Lessons from the biggest challenges they had to overcome…
“As an entrepreneur, there is a false stigma that you are supposed to know everything, that you should be able to be the unicorn and scale... You have to be willing to ask for help. Utilize the amazing resources that we have in this area. There is nothing like the Vancouver-Portland area as support for early stage entrepreneurs. It’s okay to not know everything. [Be] willing to be vulnerable, open up and ask for help and support…” – Allie
“In 2014, it became apparent that to get to the next level, we needed to raise money. [My husband] and I didn’t know how to that. You have to network, network, network.” – Miriam
“[Have] a transitioning mindset [where] we give ourselves some grace that it takes time to build a business and assemble the right team. [Manage] the difference between moving too quickly and being strategic enough to move at the pace that makes the most sense.” – Lisa
“Understand fundraising basics and what it means to take on investors for a business – taking money from a VC versus and Angel [Fund]. As educators, we had no exposure to that at all. Business finance has been our biggest challenge, and understanding [the best options on] how to scale a business...” – Callie
Their take on the F word (failure)…
“Failure is what has driven me to everything I have been able to do. There is nothing like failing – you have to give yourself a little moment [to] grieve it because it is a real thing, but you also have to look at it as an opportunity to [see] what [you] can learn from [it]...” – Allie
“Slumberkins is the only business I’ve ever owned or started. Initially, we took not winning Shark Tank very hard; however now when people ask us ‘did you win Shark Tank?’ we say, actually yes! The whole process made us better business owners – even filling the application. It was a great platform for us to tell our story and America really resonated with our mission and what we are trying to accomplish.” – Callie
“…There are failures that happen every day, and it’s how you recover. You have to surround yourself with people that will help lift you up – inside and outside your organization. [It’s a] combination of reflection and continuing to more forward – look positively at what [you] learned, what will [you do and not do] again.” – Lisa
“If you sign up to be an entrepreneur, it’s a life of uncertainty. As long as you keep your eye on the price, somehow it always works out.” – Miriam
Final words of wisdom…
“What’s inspiring is when you [find] a passion for something.” – Miriam
“For me, women in leadership is an area that really gets me motivated. When I see a young leader, who has found their voice and they are using it, that keeps me motivated.” – Lisa
“See the bigger vision and find the people who will make it possible. Your quality of life depends on who you surround yourself with. Recognize what they are good at and what you are not good at. You need grit and determination in the early days, then be able to identify who you need to help you scale the business.” – Callie

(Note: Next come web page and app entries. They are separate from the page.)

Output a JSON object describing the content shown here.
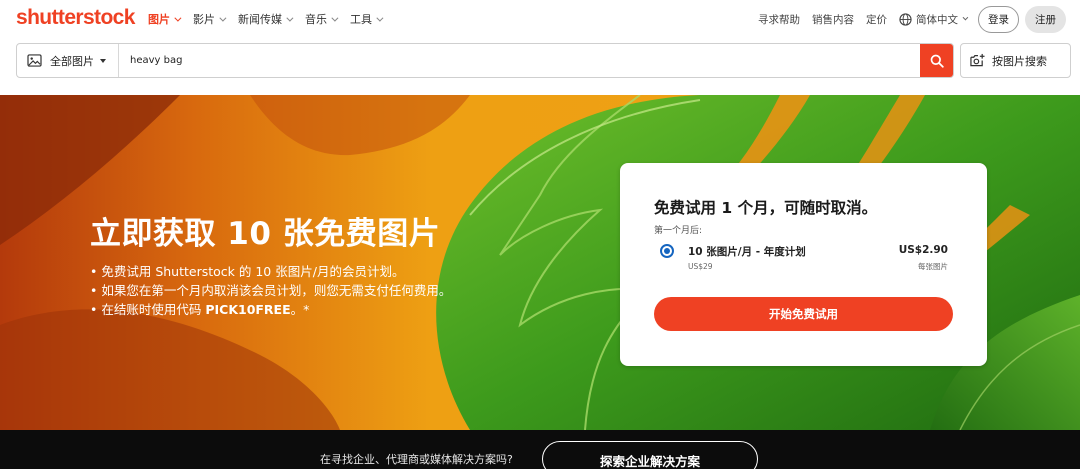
{
  "brand": {
    "logo_text": "shutterstock",
    "accent": "#ef4123"
  },
  "nav": {
    "items": [
      {
        "label": "图片",
        "active": true
      },
      {
        "label": "影片",
        "active": false
      },
      {
        "label": "新闻传媒",
        "active": false
      },
      {
        "label": "音乐",
        "active": false
      },
      {
        "label": "工具",
        "active": false
      }
    ],
    "right": {
      "help": "寻求帮助",
      "sell": "销售内容",
      "pricing": "定价",
      "language": "简体中文",
      "login": "登录",
      "register": "注册"
    }
  },
  "search": {
    "type_label": "全部图片",
    "query": "heavy bag",
    "image_search_label": "按图片搜索"
  },
  "hero": {
    "title": "立即获取 10 张免费图片",
    "bullet_1": "• 免费试用 Shutterstock 的 10 张图片/月的会员计划。",
    "bullet_2": "• 如果您在第一个月内取消该会员计划，则您无需支付任何费用。",
    "bullet_3_prefix": "• 在结账时使用代码 ",
    "bullet_3_code": "PICK10FREE",
    "bullet_3_suffix": "。*"
  },
  "offer": {
    "title": "免费试用 1 个月，可随时取消。",
    "subtitle": "第一个月后:",
    "plan_name": "10 张图片/月 - 年度计划",
    "plan_subprice": "US$29",
    "plan_price": "US$2.90",
    "plan_unit": "每张图片",
    "cta": "开始免费试用"
  },
  "bottom": {
    "question": "在寻找企业、代理商或媒体解决方案吗?",
    "cta": "探索企业解决方案"
  }
}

“There’s no better time than what’s in front of you. Be willing to take the leap when the opportunity presents itself and don’t be afraid.” – Allie

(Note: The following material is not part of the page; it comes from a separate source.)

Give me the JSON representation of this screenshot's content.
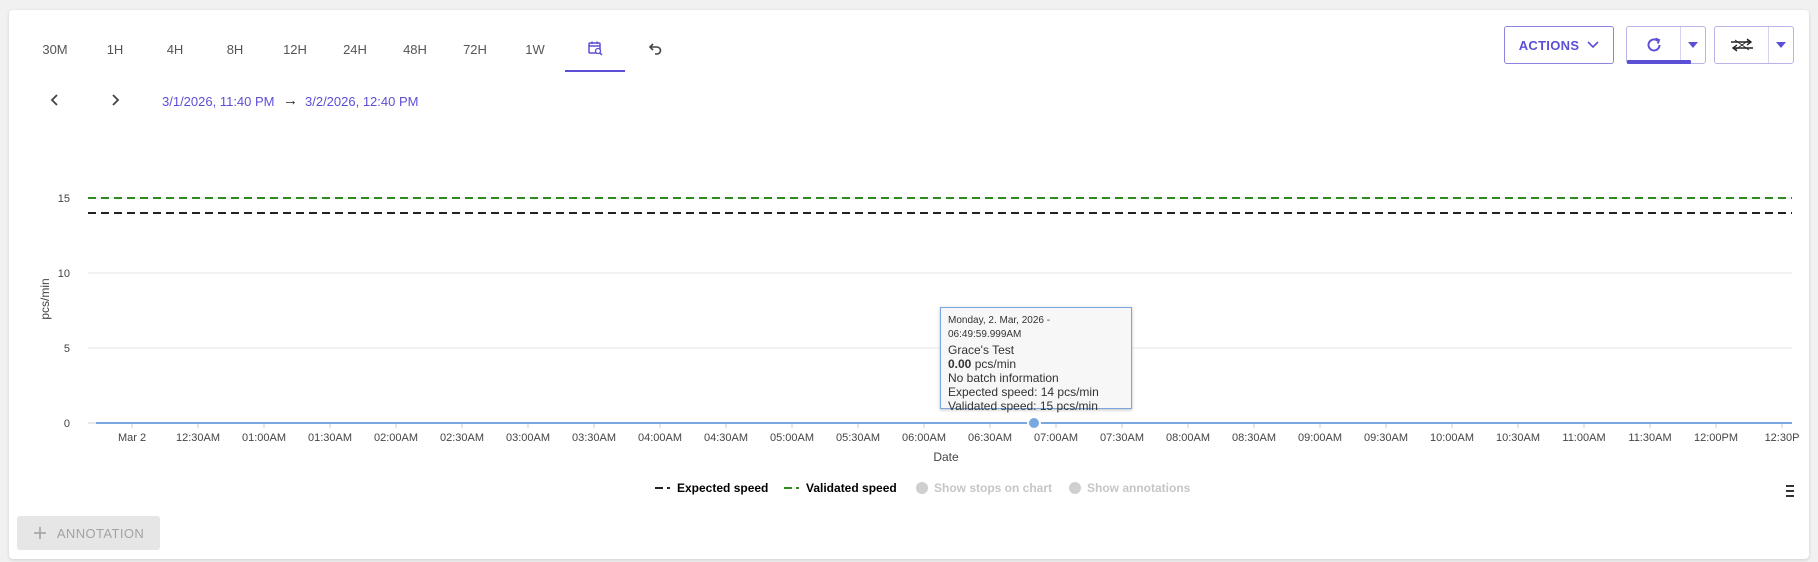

Special thank you to our sponsors Zenith Properties NW, Kaiser Permanente, iQ Credit Union and Opsahl Dawson for making the event possible and to Schwabe, Williamson & Wyatt Shareholder Lisa Lowe for being a fantastic panel moderator.
Since 2015, GROW Clark County has served as a forum to showcase the broad range of businesses in the region, spotlighting the people driving innovation and empowering connections with entrepreneurs pushing the local economy forward. GROW Clark County aims to help build connections and open opportunities for the business community – from groundbreaking startups to thriving business looking to interact with other businesses and find resources that can help them achieve short and long-term business goals.